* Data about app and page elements
BEGIN

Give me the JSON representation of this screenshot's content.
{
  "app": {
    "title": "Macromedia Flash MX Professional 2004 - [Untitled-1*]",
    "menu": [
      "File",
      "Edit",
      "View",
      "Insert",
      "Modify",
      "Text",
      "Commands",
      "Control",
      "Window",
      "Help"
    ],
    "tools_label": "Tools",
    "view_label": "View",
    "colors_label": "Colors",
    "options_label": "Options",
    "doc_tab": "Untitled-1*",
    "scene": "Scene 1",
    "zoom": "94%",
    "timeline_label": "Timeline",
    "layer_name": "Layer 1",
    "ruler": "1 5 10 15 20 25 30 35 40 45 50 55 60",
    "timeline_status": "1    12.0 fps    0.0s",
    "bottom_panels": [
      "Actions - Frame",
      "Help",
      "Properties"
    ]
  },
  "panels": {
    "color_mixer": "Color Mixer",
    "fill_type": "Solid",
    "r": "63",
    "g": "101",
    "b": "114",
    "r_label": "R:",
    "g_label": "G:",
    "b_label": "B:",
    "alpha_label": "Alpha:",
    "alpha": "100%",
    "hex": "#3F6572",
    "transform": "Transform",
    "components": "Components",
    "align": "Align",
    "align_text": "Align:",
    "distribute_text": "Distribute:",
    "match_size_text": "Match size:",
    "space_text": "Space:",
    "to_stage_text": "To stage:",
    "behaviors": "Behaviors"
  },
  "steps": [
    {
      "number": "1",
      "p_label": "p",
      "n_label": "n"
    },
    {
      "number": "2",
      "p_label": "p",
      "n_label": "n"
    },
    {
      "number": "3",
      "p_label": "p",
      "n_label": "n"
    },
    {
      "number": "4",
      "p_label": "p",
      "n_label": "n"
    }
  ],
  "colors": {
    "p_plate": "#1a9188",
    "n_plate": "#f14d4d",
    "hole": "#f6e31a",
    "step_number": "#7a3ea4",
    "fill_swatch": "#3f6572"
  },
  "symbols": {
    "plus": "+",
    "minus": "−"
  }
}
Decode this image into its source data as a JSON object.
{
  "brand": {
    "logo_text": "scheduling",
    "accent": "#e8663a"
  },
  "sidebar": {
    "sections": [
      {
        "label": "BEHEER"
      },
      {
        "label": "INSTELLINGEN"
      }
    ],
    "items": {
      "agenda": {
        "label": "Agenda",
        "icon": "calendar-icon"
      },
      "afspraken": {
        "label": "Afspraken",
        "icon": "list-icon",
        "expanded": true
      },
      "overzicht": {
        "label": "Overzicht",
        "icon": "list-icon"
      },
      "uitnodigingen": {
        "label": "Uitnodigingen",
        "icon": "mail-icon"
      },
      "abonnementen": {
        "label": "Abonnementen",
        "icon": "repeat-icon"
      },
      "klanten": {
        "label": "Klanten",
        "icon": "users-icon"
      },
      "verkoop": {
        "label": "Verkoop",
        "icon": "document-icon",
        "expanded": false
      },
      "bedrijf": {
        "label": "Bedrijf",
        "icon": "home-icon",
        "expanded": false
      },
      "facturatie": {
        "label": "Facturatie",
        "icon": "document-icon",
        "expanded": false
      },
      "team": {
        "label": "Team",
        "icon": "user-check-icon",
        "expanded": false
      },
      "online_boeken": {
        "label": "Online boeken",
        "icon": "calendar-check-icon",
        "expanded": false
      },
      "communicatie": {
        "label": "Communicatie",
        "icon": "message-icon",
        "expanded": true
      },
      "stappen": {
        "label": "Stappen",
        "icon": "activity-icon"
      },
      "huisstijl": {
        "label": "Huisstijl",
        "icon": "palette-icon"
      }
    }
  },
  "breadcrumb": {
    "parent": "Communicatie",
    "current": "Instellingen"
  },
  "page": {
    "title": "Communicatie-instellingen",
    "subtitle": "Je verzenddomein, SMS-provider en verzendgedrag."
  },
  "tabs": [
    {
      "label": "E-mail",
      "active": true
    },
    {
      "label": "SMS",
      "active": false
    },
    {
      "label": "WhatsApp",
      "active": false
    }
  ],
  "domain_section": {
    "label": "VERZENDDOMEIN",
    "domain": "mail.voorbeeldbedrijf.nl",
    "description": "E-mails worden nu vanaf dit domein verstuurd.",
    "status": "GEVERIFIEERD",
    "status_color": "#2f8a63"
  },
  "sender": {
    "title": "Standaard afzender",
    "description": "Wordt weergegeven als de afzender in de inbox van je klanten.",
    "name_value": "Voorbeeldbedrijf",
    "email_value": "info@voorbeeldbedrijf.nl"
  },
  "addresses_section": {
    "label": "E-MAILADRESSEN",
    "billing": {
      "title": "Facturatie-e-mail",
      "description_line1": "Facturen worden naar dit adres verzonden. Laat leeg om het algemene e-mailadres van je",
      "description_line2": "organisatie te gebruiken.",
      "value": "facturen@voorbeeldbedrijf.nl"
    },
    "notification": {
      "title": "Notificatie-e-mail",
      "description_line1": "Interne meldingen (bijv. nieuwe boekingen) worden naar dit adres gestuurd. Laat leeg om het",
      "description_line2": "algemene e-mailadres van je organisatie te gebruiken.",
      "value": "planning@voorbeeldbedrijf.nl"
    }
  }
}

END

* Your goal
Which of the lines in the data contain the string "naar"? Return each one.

* Result of the task
      "description_line1": "Facturen worden naar dit adres verzonden. Laat leeg om het algemene e-mailadres van je",
      "description_line1": "Interne meldingen (bijv. nieuwe boekingen) worden naar dit adres gestuurd. Laat leeg om het",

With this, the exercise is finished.